Egyptian prosecutors on Wednesday announced a new trial of ousted President Mohammed Morsi and the top leaders of his Muslim Brotherhood, accusing them of conspiring with Hamas, Hizbullah, Iran’s Revolutionary Guard and terrorist groups to carry out a wave of terrorism to destabilize the country.
The charges, which carry a potential death penalty, are the most sweeping and heaviest accusations yet in a series of trials against the Brotherhood. The new trial of Morsi, the three top Brotherhood leaders and 32 other defendants appeared aimed at decisively crippling the top echelons of the group that dominated Egypt’s political scene during Morsi’s one-year presidency.
The timing appeared aimed

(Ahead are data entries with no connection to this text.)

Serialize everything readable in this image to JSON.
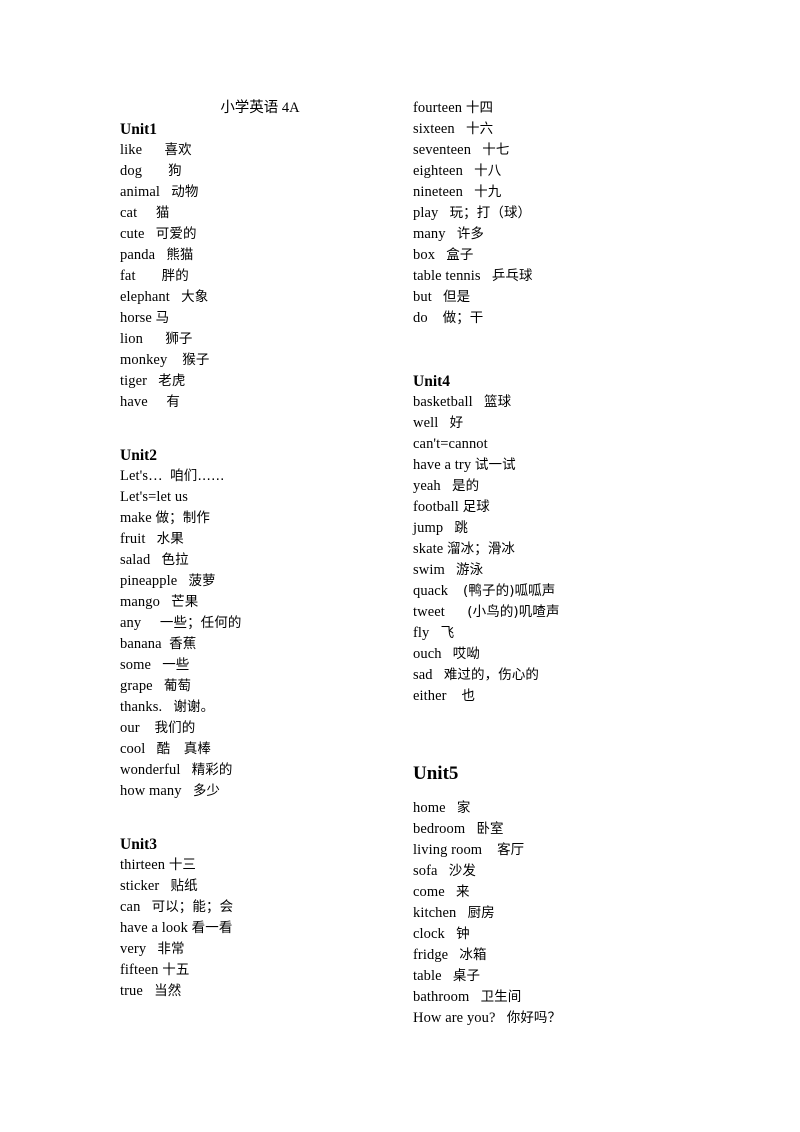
{
  "document": {
    "title": "小学英语 4A"
  },
  "columns": {
    "left": [
      {
        "kind": "heading",
        "label": "Unit1",
        "size": "normal"
      },
      {
        "kind": "entry",
        "term": "like",
        "sep": "      ",
        "gloss": "喜欢"
      },
      {
        "kind": "entry",
        "term": "dog",
        "sep": "       ",
        "gloss": "狗"
      },
      {
        "kind": "entry",
        "term": "animal",
        "sep": "   ",
        "gloss": "动物"
      },
      {
        "kind": "entry",
        "term": "cat",
        "sep": "     ",
        "gloss": "猫"
      },
      {
        "kind": "entry",
        "term": "cute",
        "sep": "   ",
        "gloss": "可爱的"
      },
      {
        "kind": "entry",
        "term": "panda",
        "sep": "   ",
        "gloss": "熊猫"
      },
      {
        "kind": "entry",
        "term": "fat",
        "sep": "       ",
        "gloss": "胖的"
      },
      {
        "kind": "entry",
        "term": "elephant",
        "sep": "   ",
        "gloss": "大象"
      },
      {
        "kind": "entry",
        "term": "horse",
        "sep": " ",
        "gloss": "马"
      },
      {
        "kind": "entry",
        "term": "lion",
        "sep": "      ",
        "gloss": "狮子"
      },
      {
        "kind": "entry",
        "term": "monkey",
        "sep": "    ",
        "gloss": "猴子"
      },
      {
        "kind": "entry",
        "term": "tiger",
        "sep": "   ",
        "gloss": "老虎"
      },
      {
        "kind": "entry",
        "term": "have",
        "sep": "     ",
        "gloss": "有"
      },
      {
        "kind": "spacer",
        "size": "normal"
      },
      {
        "kind": "spacer",
        "size": "half"
      },
      {
        "kind": "heading",
        "label": "Unit2",
        "size": "normal"
      },
      {
        "kind": "entry",
        "term": "Let's…",
        "sep": "  ",
        "gloss": "咱们……"
      },
      {
        "kind": "entry",
        "term": "Let's=let us",
        "sep": "",
        "gloss": ""
      },
      {
        "kind": "entry",
        "term": "make",
        "sep": " ",
        "gloss": "做；制作"
      },
      {
        "kind": "entry",
        "term": "fruit",
        "sep": "   ",
        "gloss": "水果"
      },
      {
        "kind": "entry",
        "term": "salad",
        "sep": "   ",
        "gloss": "色拉"
      },
      {
        "kind": "entry",
        "term": "pineapple",
        "sep": "   ",
        "gloss": "菠萝"
      },
      {
        "kind": "entry",
        "term": "mango",
        "sep": "   ",
        "gloss": "芒果"
      },
      {
        "kind": "entry",
        "term": "any",
        "sep": "     ",
        "gloss": "一些；任何的"
      },
      {
        "kind": "entry",
        "term": "banana",
        "sep": "  ",
        "gloss": "香蕉"
      },
      {
        "kind": "entry",
        "term": "some",
        "sep": "   ",
        "gloss": "一些"
      },
      {
        "kind": "entry",
        "term": "grape",
        "sep": "   ",
        "gloss": "葡萄"
      },
      {
        "kind": "entry",
        "term": "thanks.",
        "sep": "   ",
        "gloss": "谢谢。"
      },
      {
        "kind": "entry",
        "term": "our",
        "sep": "    ",
        "gloss": "我们的"
      },
      {
        "kind": "entry",
        "term": "cool",
        "sep": "   ",
        "gloss": "酷　真棒"
      },
      {
        "kind": "entry",
        "term": "wonderful",
        "sep": "   ",
        "gloss": "精彩的"
      },
      {
        "kind": "entry",
        "term": "how many",
        "sep": "   ",
        "gloss": "多少"
      },
      {
        "kind": "spacer",
        "size": "normal"
      },
      {
        "kind": "spacer",
        "size": "half"
      },
      {
        "kind": "heading",
        "label": "Unit3",
        "size": "normal"
      },
      {
        "kind": "entry",
        "term": "thirteen",
        "sep": " ",
        "gloss": "十三"
      },
      {
        "kind": "entry",
        "term": "sticker",
        "sep": "   ",
        "gloss": "贴纸"
      },
      {
        "kind": "entry",
        "term": "can",
        "sep": "   ",
        "gloss": "可以；能；会"
      },
      {
        "kind": "entry",
        "term": "have a look",
        "sep": " ",
        "gloss": "看一看"
      },
      {
        "kind": "entry",
        "term": "very",
        "sep": "   ",
        "gloss": "非常"
      },
      {
        "kind": "entry",
        "term": "fifteen",
        "sep": " ",
        "gloss": "十五"
      },
      {
        "kind": "entry",
        "term": "true",
        "sep": "   ",
        "gloss": "当然"
      }
    ],
    "right": [
      {
        "kind": "entry",
        "term": "fourteen",
        "sep": " ",
        "gloss": "十四"
      },
      {
        "kind": "entry",
        "term": "sixteen",
        "sep": "   ",
        "gloss": "十六"
      },
      {
        "kind": "entry",
        "term": "seventeen",
        "sep": "   ",
        "gloss": "十七"
      },
      {
        "kind": "entry",
        "term": "eighteen",
        "sep": "   ",
        "gloss": "十八"
      },
      {
        "kind": "entry",
        "term": "nineteen",
        "sep": "   ",
        "gloss": "十九"
      },
      {
        "kind": "entry",
        "term": "play",
        "sep": "   ",
        "gloss": "玩；打（球）"
      },
      {
        "kind": "entry",
        "term": "many",
        "sep": "   ",
        "gloss": "许多"
      },
      {
        "kind": "entry",
        "term": "box",
        "sep": "   ",
        "gloss": "盒子"
      },
      {
        "kind": "entry",
        "term": "table tennis",
        "sep": "   ",
        "gloss": "乒乓球"
      },
      {
        "kind": "entry",
        "term": "but",
        "sep": "   ",
        "gloss": "但是"
      },
      {
        "kind": "entry",
        "term": "do",
        "sep": "    ",
        "gloss": "做；干"
      },
      {
        "kind": "spacer",
        "size": "normal"
      },
      {
        "kind": "spacer",
        "size": "normal"
      },
      {
        "kind": "heading",
        "label": "Unit4",
        "size": "normal"
      },
      {
        "kind": "entry",
        "term": "basketball",
        "sep": "   ",
        "gloss": "篮球"
      },
      {
        "kind": "entry",
        "term": "well",
        "sep": "   ",
        "gloss": "好"
      },
      {
        "kind": "entry",
        "term": "can't=cannot",
        "sep": "",
        "gloss": ""
      },
      {
        "kind": "entry",
        "term": "have a try",
        "sep": " ",
        "gloss": "试一试"
      },
      {
        "kind": "entry",
        "term": "yeah",
        "sep": "   ",
        "gloss": "是的"
      },
      {
        "kind": "entry",
        "term": "football",
        "sep": " ",
        "gloss": "足球"
      },
      {
        "kind": "entry",
        "term": "jump",
        "sep": "   ",
        "gloss": "跳"
      },
      {
        "kind": "entry",
        "term": "skate",
        "sep": " ",
        "gloss": "溜冰；滑冰"
      },
      {
        "kind": "entry",
        "term": "swim",
        "sep": "   ",
        "gloss": "游泳"
      },
      {
        "kind": "entry",
        "term": "quack",
        "sep": "    ",
        "gloss": "(鸭子的)呱呱声"
      },
      {
        "kind": "entry",
        "term": "tweet",
        "sep": "      ",
        "gloss": "(小鸟的)叽喳声"
      },
      {
        "kind": "entry",
        "term": "fly",
        "sep": "   ",
        "gloss": "飞"
      },
      {
        "kind": "entry",
        "term": "ouch",
        "sep": "   ",
        "gloss": "哎呦"
      },
      {
        "kind": "entry",
        "term": "sad",
        "sep": "   ",
        "gloss": "难过的，伤心的"
      },
      {
        "kind": "entry",
        "term": "either",
        "sep": "    ",
        "gloss": "也"
      },
      {
        "kind": "spacer",
        "size": "normal"
      },
      {
        "kind": "spacer",
        "size": "normal"
      },
      {
        "kind": "spacer",
        "size": "half"
      },
      {
        "kind": "heading",
        "label": "Unit5",
        "size": "large"
      },
      {
        "kind": "spacer",
        "size": "half"
      },
      {
        "kind": "entry",
        "term": "home",
        "sep": "   ",
        "gloss": "家"
      },
      {
        "kind": "entry",
        "term": "bedroom",
        "sep": "   ",
        "gloss": "卧室"
      },
      {
        "kind": "entry",
        "term": "living room",
        "sep": "    ",
        "gloss": "客厅"
      },
      {
        "kind": "entry",
        "term": "sofa",
        "sep": "   ",
        "gloss": "沙发"
      },
      {
        "kind": "entry",
        "term": "come",
        "sep": "   ",
        "gloss": "来"
      },
      {
        "kind": "entry",
        "term": "kitchen",
        "sep": "   ",
        "gloss": "厨房"
      },
      {
        "kind": "entry",
        "term": "clock",
        "sep": "   ",
        "gloss": "钟"
      },
      {
        "kind": "entry",
        "term": "fridge",
        "sep": "   ",
        "gloss": "冰箱"
      },
      {
        "kind": "entry",
        "term": "table",
        "sep": "   ",
        "gloss": "桌子"
      },
      {
        "kind": "entry",
        "term": "bathroom",
        "sep": "   ",
        "gloss": "卫生间"
      },
      {
        "kind": "entry",
        "term": "How are you?",
        "sep": "   ",
        "gloss": "你好吗？"
      }
    ]
  }
}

at further tarnishing the Brotherhood among the public ahead of a key January referendum on a new constitution, a substantial rewrite of the charter largely drafted by Islamists under Morsi. The new military-backed government is seeking a strong “yes” vote for the constitution to show the legitimacy of the political transition process put in place after the military removed Morsi on July 3. Brotherhood supporters oppose the new document and have vowed protests against it.
Since the coup, prompted by massive protests calling for Morsi’s removal, Egypt has been in continual unrest.
Throughout, the new government has depicted the Brotherhood as a violent movement that threatened the nation and forced the military to remove it power. Previous, ongoing trials of Morsi and other Brotherhood leaders have focused on accusations the group is implicated in violence.
But the new charges take that claim to a new level, accusing the group of being enmeshed with terrorists since 2005 in deals aimed attaining and holding onto power, of plotting the collapse of police and prison breaks during the 2011 uprising that forced autocrat Hosni Mubarak out of power and of organizing the Sinai militant backlash.
“The biggest case of conspiracy in Egypt’s history goes to the criminal court,” proclaimed the title of the prosecution announcement.
Mohammed el-Damati, a defense lawyer for the Brotherhood, denounced the new trial — and those already started — as “political,” aiming to give a legal veneer to the crackdown.
Rights lawyers, including some who believe Brotherhood members should be prosecuted for violence, have expressed similar worries that the wave of trials against them are mere political vengeance.
“The biggest victim now is justice and the truth,” said Bahy Eddin Hassan, head of the Cairo Institute for Human Rights Studies, calling the new case part of the “ongoing contest” between the Brotherhood and the new government.